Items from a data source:
---+---

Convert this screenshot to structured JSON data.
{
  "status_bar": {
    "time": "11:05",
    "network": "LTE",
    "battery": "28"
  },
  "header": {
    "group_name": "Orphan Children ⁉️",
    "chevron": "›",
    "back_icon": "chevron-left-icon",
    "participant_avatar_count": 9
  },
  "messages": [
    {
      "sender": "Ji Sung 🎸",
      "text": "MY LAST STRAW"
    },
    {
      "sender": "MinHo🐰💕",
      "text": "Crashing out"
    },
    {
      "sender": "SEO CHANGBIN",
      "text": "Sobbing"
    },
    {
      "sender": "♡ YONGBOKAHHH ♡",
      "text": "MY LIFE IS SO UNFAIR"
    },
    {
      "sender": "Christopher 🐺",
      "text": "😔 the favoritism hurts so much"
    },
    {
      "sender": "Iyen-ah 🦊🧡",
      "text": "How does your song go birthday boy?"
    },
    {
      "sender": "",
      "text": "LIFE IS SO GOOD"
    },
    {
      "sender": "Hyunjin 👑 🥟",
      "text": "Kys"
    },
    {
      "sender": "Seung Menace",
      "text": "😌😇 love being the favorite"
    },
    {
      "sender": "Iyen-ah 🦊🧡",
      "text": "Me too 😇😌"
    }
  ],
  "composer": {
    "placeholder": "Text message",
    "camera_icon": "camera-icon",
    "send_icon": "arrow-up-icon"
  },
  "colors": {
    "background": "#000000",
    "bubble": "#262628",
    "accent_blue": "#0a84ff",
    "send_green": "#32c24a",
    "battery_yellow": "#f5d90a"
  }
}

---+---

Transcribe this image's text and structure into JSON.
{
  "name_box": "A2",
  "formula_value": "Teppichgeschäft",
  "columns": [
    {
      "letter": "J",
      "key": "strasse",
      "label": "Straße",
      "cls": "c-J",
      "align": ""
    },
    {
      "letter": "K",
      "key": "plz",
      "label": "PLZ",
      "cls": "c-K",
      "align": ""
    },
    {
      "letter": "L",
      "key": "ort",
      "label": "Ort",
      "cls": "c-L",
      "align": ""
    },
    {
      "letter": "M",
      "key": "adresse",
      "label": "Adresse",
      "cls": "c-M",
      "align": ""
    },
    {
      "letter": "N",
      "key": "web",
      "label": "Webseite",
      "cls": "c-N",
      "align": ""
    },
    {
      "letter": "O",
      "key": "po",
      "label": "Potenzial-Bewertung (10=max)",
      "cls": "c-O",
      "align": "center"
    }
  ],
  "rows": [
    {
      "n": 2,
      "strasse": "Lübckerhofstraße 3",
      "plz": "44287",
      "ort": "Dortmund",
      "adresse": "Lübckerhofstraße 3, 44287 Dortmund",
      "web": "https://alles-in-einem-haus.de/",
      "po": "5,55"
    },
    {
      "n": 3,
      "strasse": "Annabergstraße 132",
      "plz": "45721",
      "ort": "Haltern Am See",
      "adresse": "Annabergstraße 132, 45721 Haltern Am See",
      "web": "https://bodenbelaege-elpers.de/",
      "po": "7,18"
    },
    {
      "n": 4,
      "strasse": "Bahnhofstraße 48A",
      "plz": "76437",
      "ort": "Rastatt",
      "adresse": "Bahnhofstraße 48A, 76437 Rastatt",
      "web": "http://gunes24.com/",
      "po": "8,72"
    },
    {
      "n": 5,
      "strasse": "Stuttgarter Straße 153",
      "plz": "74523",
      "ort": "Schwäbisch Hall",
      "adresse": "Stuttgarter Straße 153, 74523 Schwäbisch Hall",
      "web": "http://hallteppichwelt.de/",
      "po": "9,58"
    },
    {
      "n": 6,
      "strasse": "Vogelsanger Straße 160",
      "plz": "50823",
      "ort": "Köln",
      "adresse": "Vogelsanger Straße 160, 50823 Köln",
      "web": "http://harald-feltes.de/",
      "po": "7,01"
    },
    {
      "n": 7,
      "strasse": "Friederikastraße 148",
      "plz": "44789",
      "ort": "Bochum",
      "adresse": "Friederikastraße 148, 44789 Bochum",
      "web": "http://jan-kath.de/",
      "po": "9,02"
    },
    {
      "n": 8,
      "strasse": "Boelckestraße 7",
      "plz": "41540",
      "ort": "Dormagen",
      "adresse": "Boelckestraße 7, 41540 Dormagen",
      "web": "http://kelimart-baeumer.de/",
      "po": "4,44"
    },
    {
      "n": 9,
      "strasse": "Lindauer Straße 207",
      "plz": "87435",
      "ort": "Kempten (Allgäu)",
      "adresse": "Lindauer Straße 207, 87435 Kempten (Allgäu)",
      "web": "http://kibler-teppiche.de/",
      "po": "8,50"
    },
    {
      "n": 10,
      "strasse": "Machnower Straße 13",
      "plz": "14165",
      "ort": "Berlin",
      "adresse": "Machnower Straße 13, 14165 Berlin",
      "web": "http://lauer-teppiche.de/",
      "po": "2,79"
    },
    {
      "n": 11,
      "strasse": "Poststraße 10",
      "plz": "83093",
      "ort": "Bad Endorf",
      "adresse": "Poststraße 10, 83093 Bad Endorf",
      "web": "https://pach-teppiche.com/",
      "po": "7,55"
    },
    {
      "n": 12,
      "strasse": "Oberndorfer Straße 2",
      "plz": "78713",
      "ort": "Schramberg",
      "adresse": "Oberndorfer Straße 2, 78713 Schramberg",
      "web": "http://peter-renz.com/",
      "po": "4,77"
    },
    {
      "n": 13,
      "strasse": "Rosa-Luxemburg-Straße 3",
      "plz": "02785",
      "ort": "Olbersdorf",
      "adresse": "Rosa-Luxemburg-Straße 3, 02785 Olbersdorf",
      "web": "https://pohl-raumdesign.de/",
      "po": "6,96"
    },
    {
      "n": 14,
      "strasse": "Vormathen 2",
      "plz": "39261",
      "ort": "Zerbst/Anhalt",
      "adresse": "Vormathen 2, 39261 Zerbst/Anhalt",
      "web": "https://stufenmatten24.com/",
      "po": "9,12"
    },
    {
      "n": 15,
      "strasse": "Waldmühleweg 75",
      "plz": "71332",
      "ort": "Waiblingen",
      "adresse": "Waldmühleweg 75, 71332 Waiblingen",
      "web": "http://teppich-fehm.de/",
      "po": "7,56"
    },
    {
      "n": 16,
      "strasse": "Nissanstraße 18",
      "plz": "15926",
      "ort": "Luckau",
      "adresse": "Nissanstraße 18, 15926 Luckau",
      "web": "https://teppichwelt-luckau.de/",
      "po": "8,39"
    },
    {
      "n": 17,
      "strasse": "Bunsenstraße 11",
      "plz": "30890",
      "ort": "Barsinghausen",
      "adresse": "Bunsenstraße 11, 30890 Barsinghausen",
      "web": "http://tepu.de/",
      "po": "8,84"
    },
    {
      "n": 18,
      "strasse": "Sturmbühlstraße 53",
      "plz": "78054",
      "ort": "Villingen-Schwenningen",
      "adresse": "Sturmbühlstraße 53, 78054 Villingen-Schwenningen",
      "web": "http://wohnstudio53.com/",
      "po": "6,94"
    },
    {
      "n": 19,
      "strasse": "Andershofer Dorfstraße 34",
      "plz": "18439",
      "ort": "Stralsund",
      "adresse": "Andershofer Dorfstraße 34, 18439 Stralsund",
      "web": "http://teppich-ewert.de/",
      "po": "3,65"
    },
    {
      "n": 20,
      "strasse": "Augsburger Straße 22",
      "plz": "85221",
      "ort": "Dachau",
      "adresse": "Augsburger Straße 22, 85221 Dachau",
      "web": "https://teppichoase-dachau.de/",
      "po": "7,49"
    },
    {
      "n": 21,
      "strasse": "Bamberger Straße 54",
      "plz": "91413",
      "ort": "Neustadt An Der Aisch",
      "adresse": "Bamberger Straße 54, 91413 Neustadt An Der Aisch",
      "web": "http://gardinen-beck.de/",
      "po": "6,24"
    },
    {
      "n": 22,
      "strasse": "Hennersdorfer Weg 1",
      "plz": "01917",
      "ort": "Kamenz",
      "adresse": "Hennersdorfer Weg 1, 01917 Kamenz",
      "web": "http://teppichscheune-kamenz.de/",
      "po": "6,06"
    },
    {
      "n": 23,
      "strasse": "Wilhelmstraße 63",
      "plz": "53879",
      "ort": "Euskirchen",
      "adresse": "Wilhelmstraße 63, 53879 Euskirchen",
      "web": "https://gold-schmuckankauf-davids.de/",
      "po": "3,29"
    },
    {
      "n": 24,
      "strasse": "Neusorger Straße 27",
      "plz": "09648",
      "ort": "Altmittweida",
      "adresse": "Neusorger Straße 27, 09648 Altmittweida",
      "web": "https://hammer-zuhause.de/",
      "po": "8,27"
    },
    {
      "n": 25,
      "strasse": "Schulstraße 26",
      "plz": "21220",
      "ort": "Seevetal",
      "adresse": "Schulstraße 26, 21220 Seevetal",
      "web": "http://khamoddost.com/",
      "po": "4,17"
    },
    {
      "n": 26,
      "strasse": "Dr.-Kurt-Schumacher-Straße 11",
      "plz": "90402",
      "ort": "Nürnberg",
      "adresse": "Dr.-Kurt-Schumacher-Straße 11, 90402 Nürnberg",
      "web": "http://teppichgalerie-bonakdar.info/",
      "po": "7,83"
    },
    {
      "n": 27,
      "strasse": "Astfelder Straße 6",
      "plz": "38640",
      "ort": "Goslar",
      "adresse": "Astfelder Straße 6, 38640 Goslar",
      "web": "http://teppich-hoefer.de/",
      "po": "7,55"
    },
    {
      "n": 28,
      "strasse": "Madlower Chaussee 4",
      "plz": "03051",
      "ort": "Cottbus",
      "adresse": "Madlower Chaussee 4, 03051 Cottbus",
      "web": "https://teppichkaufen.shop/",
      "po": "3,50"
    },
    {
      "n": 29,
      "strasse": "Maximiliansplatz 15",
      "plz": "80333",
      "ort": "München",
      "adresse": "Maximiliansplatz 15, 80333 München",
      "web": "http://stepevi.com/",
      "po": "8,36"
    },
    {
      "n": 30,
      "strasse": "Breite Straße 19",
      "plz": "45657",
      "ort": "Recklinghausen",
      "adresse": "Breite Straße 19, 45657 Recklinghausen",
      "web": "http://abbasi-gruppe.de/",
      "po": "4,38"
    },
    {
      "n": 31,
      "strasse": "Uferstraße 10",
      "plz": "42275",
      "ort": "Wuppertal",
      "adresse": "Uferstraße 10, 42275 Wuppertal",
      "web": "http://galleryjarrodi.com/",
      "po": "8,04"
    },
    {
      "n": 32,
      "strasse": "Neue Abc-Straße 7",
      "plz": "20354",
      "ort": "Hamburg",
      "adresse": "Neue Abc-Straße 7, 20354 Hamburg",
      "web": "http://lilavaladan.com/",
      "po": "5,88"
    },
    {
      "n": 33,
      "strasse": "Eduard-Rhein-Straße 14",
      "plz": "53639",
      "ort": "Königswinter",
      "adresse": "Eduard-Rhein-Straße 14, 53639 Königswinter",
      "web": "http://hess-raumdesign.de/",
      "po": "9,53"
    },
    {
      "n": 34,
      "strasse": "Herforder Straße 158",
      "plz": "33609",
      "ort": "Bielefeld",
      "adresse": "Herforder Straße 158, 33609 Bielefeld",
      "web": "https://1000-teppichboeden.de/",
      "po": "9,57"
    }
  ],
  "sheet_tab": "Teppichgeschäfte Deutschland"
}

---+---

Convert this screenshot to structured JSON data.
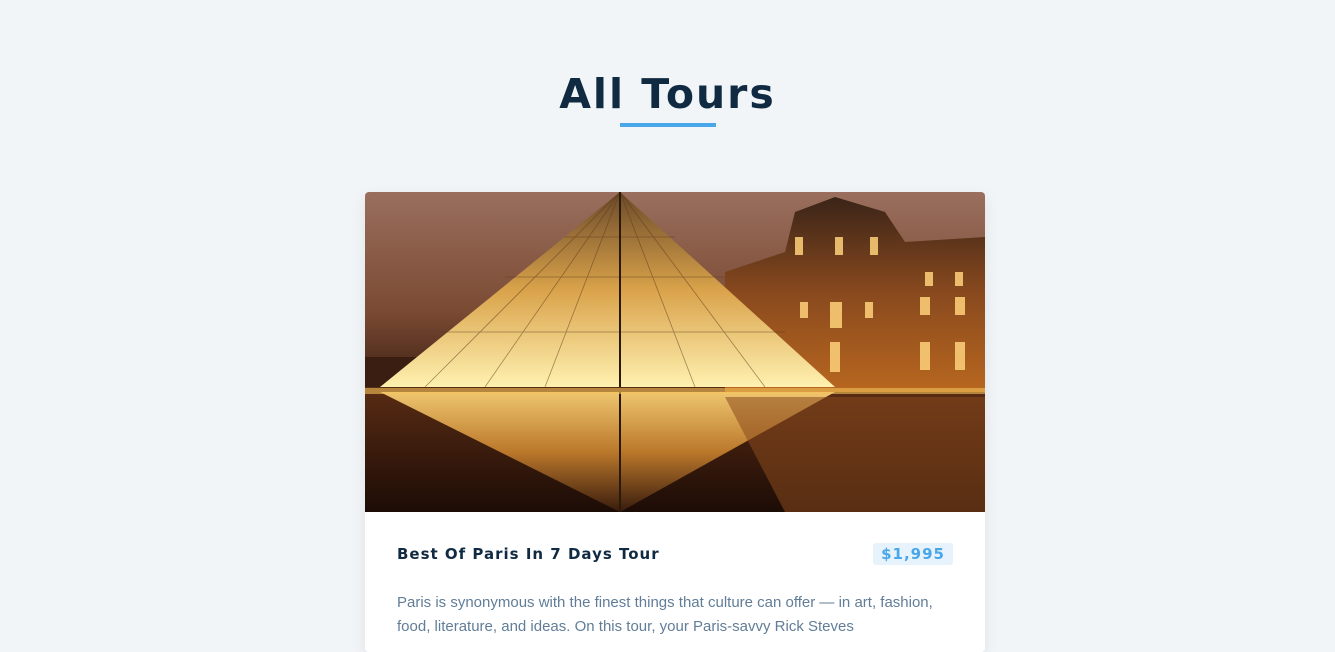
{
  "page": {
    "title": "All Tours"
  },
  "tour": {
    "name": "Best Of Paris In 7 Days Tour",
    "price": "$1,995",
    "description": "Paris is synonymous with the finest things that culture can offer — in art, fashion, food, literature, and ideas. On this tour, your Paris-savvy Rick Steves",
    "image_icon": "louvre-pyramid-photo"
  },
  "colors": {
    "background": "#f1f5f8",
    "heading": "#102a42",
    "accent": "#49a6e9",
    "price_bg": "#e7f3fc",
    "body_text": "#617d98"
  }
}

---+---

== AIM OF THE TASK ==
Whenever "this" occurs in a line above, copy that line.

== SOLUTION TO THE EXERCISE ==
Convert this screenshot to structured JSON data.
Transcribe this image's text and structure into JSON.
Convert this screenshot to structured JSON data.
    "description": "Paris is synonymous with the finest things that culture can offer — in art, fashion, food, literature, and ideas. On this tour, your Paris-savvy Rick Steves",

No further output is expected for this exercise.